Exercise objective: Please return the whole listing word for word.

Data records:

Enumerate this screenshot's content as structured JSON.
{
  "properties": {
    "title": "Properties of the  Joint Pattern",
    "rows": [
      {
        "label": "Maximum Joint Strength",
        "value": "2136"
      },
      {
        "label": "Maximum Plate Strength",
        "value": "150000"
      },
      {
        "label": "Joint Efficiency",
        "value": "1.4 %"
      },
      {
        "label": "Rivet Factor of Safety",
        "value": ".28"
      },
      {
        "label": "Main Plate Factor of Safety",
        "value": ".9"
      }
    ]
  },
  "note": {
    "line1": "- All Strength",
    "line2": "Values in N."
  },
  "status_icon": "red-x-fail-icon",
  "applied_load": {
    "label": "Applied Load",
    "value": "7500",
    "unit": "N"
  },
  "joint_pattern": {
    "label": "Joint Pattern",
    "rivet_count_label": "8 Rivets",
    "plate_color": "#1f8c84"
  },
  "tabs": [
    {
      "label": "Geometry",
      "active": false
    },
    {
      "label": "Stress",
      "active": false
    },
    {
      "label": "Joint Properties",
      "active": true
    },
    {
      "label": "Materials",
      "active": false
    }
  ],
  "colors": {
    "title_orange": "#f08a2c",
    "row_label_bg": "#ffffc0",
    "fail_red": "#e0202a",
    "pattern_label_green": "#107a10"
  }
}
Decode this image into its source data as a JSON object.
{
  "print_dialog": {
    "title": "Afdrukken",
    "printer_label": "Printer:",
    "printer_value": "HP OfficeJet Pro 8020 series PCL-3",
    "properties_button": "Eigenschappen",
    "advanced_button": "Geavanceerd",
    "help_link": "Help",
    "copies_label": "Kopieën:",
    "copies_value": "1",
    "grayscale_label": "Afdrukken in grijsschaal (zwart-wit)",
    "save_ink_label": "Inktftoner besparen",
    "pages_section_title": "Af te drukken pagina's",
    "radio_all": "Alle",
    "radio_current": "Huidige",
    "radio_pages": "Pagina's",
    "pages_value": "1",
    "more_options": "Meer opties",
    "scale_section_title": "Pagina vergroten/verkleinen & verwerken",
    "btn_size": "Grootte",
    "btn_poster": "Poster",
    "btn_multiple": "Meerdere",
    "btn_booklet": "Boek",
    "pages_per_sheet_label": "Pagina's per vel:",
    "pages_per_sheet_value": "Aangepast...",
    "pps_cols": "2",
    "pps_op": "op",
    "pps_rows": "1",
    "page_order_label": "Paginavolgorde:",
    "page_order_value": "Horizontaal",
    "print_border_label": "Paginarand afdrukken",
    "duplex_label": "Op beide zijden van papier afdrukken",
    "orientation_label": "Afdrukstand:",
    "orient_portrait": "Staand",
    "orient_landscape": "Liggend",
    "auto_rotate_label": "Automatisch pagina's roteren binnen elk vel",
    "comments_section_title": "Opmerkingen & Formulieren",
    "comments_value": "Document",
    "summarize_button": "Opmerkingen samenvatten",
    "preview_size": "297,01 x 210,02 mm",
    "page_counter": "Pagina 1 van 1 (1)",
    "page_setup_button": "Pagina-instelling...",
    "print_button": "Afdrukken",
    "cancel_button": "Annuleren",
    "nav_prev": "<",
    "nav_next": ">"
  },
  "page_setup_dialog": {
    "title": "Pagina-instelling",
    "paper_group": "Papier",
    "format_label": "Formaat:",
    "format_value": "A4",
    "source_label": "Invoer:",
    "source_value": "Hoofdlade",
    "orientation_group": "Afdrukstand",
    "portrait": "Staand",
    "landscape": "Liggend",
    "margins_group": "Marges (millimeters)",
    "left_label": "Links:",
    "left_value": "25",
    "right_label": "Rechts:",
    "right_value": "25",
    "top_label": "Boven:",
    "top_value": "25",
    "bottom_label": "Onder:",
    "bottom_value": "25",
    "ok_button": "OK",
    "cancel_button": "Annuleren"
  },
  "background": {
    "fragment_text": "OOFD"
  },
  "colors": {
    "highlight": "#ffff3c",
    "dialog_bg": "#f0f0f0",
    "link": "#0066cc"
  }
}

The completed task:
Enumerate this screenshot's content as structured JSON.
{
  "properties": {
    "title": "Properties of the  Joint Pattern",
    "rows": [
      {
        "label": "Maximum Joint Strength",
        "value": "2136"
      },
      {
        "label": "Maximum Plate Strength",
        "value": "150000"
      },
      {
        "label": "Joint Efficiency",
        "value": "1.4 %"
      },
      {
        "label": "Rivet Factor of Safety",
        "value": ".28"
      },
      {
        "label": "Main Plate Factor of Safety",
        "value": ".9"
      }
    ]
  },
  "note": {
    "line1": "- All Strength",
    "line2": "Values in N."
  },
  "status_icon": "red-x-fail-icon",
  "applied_load": {
    "label": "Applied Load",
    "value": "7500",
    "unit": "N"
  },
  "joint_pattern": {
    "label": "Joint Pattern",
    "rivet_count_label": "8 Rivets",
    "plate_color": "#1f8c84"
  },
  "tabs": [
    {
      "label": "Geometry",
      "active": false
    },
    {
      "label": "Stress",
      "active": false
    },
    {
      "label": "Joint Properties",
      "active": true
    },
    {
      "label": "Materials",
      "active": false
    }
  ],
  "colors": {
    "title_orange": "#f08a2c",
    "row_label_bg": "#ffffc0",
    "fail_red": "#e0202a",
    "pattern_label_green": "#107a10"
  }
}
Decode this image into its source data as a JSON object.
{
  "print_dialog": {
    "title": "Afdrukken",
    "printer_label": "Printer:",
    "printer_value": "HP OfficeJet Pro 8020 series PCL-3",
    "properties_button": "Eigenschappen",
    "advanced_button": "Geavanceerd",
    "help_link": "Help",
    "copies_label": "Kopieën:",
    "copies_value": "1",
    "grayscale_label": "Afdrukken in grijsschaal (zwart-wit)",
    "save_ink_label": "Inktftoner besparen",
    "pages_section_title": "Af te drukken pagina's",
    "radio_all": "Alle",
    "radio_current": "Huidige",
    "radio_pages": "Pagina's",
    "pages_value": "1",
    "more_options": "Meer opties",
    "scale_section_title": "Pagina vergroten/verkleinen & verwerken",
    "btn_size": "Grootte",
    "btn_poster": "Poster",
    "btn_multiple": "Meerdere",
    "btn_booklet": "Boek",
    "pages_per_sheet_label": "Pagina's per vel:",
    "pages_per_sheet_value": "Aangepast...",
    "pps_cols": "2",
    "pps_op": "op",
    "pps_rows": "1",
    "page_order_label": "Paginavolgorde:",
    "page_order_value": "Horizontaal",
    "print_border_label": "Paginarand afdrukken",
    "duplex_label": "Op beide zijden van papier afdrukken",
    "orientation_label": "Afdrukstand:",
    "orient_portrait": "Staand",
    "orient_landscape": "Liggend",
    "auto_rotate_label": "Automatisch pagina's roteren binnen elk vel",
    "comments_section_title": "Opmerkingen & Formulieren",
    "comments_value": "Document",
    "summarize_button": "Opmerkingen samenvatten",
    "preview_size": "297,01 x 210,02 mm",
    "page_counter": "Pagina 1 van 1 (1)",
    "page_setup_button": "Pagina-instelling...",
    "print_button": "Afdrukken",
    "cancel_button": "Annuleren",
    "nav_prev": "<",
    "nav_next": ">"
  },
  "page_setup_dialog": {
    "title": "Pagina-instelling",
    "paper_group": "Papier",
    "format_label": "Formaat:",
    "format_value": "A4",
    "source_label": "Invoer:",
    "source_value": "Hoofdlade",
    "orientation_group": "Afdrukstand",
    "portrait": "Staand",
    "landscape": "Liggend",
    "margins_group": "Marges (millimeters)",
    "left_label": "Links:",
    "left_value": "25",
    "right_label": "Rechts:",
    "right_value": "25",
    "top_label": "Boven:",
    "top_value": "25",
    "bottom_label": "Onder:",
    "bottom_value": "25",
    "ok_button": "OK",
    "cancel_button": "Annuleren"
  },
  "background": {
    "fragment_text": "OOFD"
  },
  "colors": {
    "highlight": "#ffff3c",
    "dialog_bg": "#f0f0f0",
    "link": "#0066cc"
  }
}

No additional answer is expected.